### Brief
The records are to be repeated exactly, and any images in them are to be dropped.
*** Block opens ***
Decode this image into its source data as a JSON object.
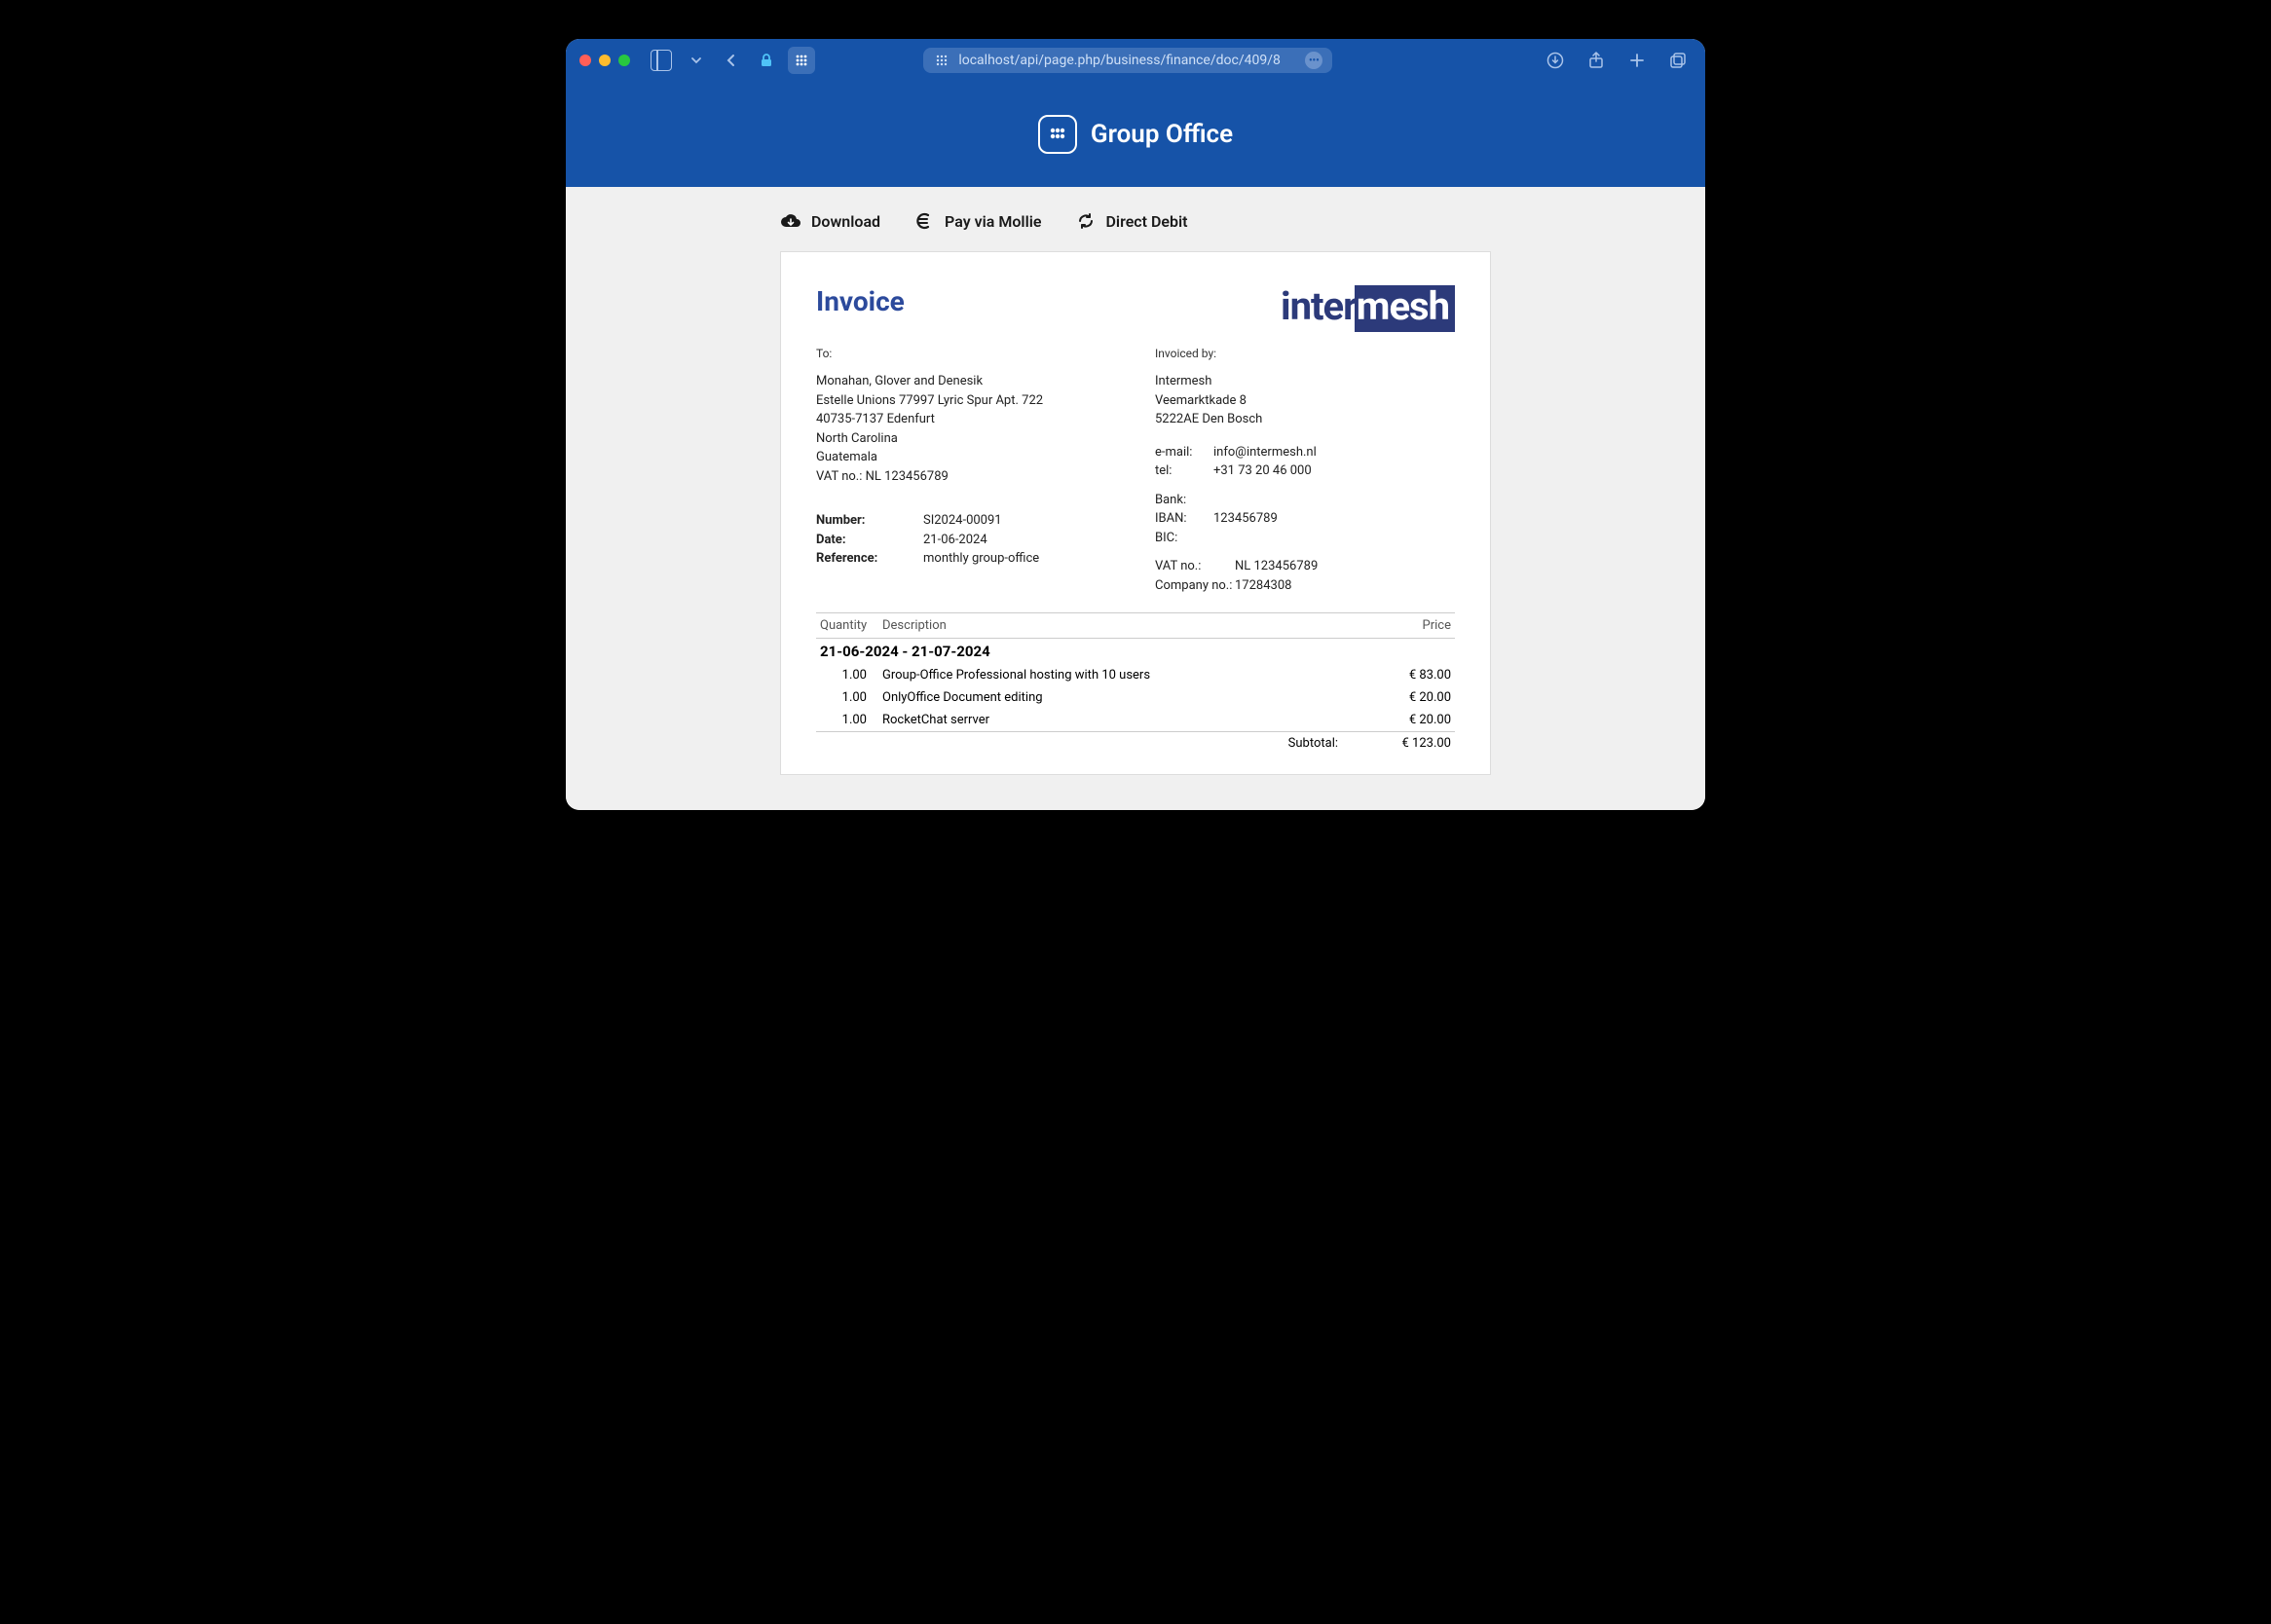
{
  "browser": {
    "url": "localhost/api/page.php/business/finance/doc/409/8"
  },
  "header": {
    "app_title": "Group Office"
  },
  "toolbar": {
    "download": "Download",
    "pay": "Pay via Mollie",
    "direct_debit": "Direct Debit"
  },
  "invoice": {
    "title": "Invoice",
    "to_label": "To:",
    "to_address": "Monahan, Glover and Denesik\nEstelle Unions 77997 Lyric Spur Apt. 722\n40735-7137 Edenfurt\nNorth Carolina\nGuatemala\nVAT no.: NL 123456789",
    "invoiced_by_label": "Invoiced by:",
    "from_address": "Intermesh\nVeemarktkade 8\n5222AE Den Bosch",
    "meta": {
      "number_label": "Number:",
      "number": "SI2024-00091",
      "date_label": "Date:",
      "date": "21-06-2024",
      "reference_label": "Reference:",
      "reference": "monthly group-office"
    },
    "contact": {
      "email_label": "e-mail:",
      "email": "info@intermesh.nl",
      "tel_label": "tel:",
      "tel": "+31 73 20 46 000",
      "bank_label": "Bank:",
      "iban_label": "IBAN:",
      "iban": "123456789",
      "bic_label": "BIC:",
      "vat_label": "VAT no.:",
      "vat": "NL 123456789",
      "company_label": "Company no.:",
      "company": "17284308"
    },
    "cols": {
      "qty": "Quantity",
      "desc": "Description",
      "price": "Price"
    },
    "period": "21-06-2024 - 21-07-2024",
    "lines": [
      {
        "qty": "1.00",
        "desc": "Group-Office Professional hosting with 10 users",
        "price": "€ 83.00"
      },
      {
        "qty": "1.00",
        "desc": "OnlyOffice Document editing",
        "price": "€ 20.00"
      },
      {
        "qty": "1.00",
        "desc": "RocketChat serrver",
        "price": "€ 20.00"
      }
    ],
    "subtotal_label": "Subtotal:",
    "subtotal": "€ 123.00",
    "vendor_logo": {
      "p1": "inter",
      "p2": "mesh"
    }
  }
}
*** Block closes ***
### Written answer
Decode this image into its source data as a JSON object.
{
  "browser": {
    "url": "localhost/api/page.php/business/finance/doc/409/8"
  },
  "header": {
    "app_title": "Group Office"
  },
  "toolbar": {
    "download": "Download",
    "pay": "Pay via Mollie",
    "direct_debit": "Direct Debit"
  },
  "invoice": {
    "title": "Invoice",
    "to_label": "To:",
    "to_address": "Monahan, Glover and Denesik\nEstelle Unions 77997 Lyric Spur Apt. 722\n40735-7137 Edenfurt\nNorth Carolina\nGuatemala\nVAT no.: NL 123456789",
    "invoiced_by_label": "Invoiced by:",
    "from_address": "Intermesh\nVeemarktkade 8\n5222AE Den Bosch",
    "meta": {
      "number_label": "Number:",
      "number": "SI2024-00091",
      "date_label": "Date:",
      "date": "21-06-2024",
      "reference_label": "Reference:",
      "reference": "monthly group-office"
    },
    "contact": {
      "email_label": "e-mail:",
      "email": "info@intermesh.nl",
      "tel_label": "tel:",
      "tel": "+31 73 20 46 000",
      "bank_label": "Bank:",
      "iban_label": "IBAN:",
      "iban": "123456789",
      "bic_label": "BIC:",
      "vat_label": "VAT no.:",
      "vat": "NL 123456789",
      "company_label": "Company no.:",
      "company": "17284308"
    },
    "cols": {
      "qty": "Quantity",
      "desc": "Description",
      "price": "Price"
    },
    "period": "21-06-2024 - 21-07-2024",
    "lines": [
      {
        "qty": "1.00",
        "desc": "Group-Office Professional hosting with 10 users",
        "price": "€ 83.00"
      },
      {
        "qty": "1.00",
        "desc": "OnlyOffice Document editing",
        "price": "€ 20.00"
      },
      {
        "qty": "1.00",
        "desc": "RocketChat serrver",
        "price": "€ 20.00"
      }
    ],
    "subtotal_label": "Subtotal:",
    "subtotal": "€ 123.00",
    "vendor_logo": {
      "p1": "inter",
      "p2": "mesh"
    }
  }
}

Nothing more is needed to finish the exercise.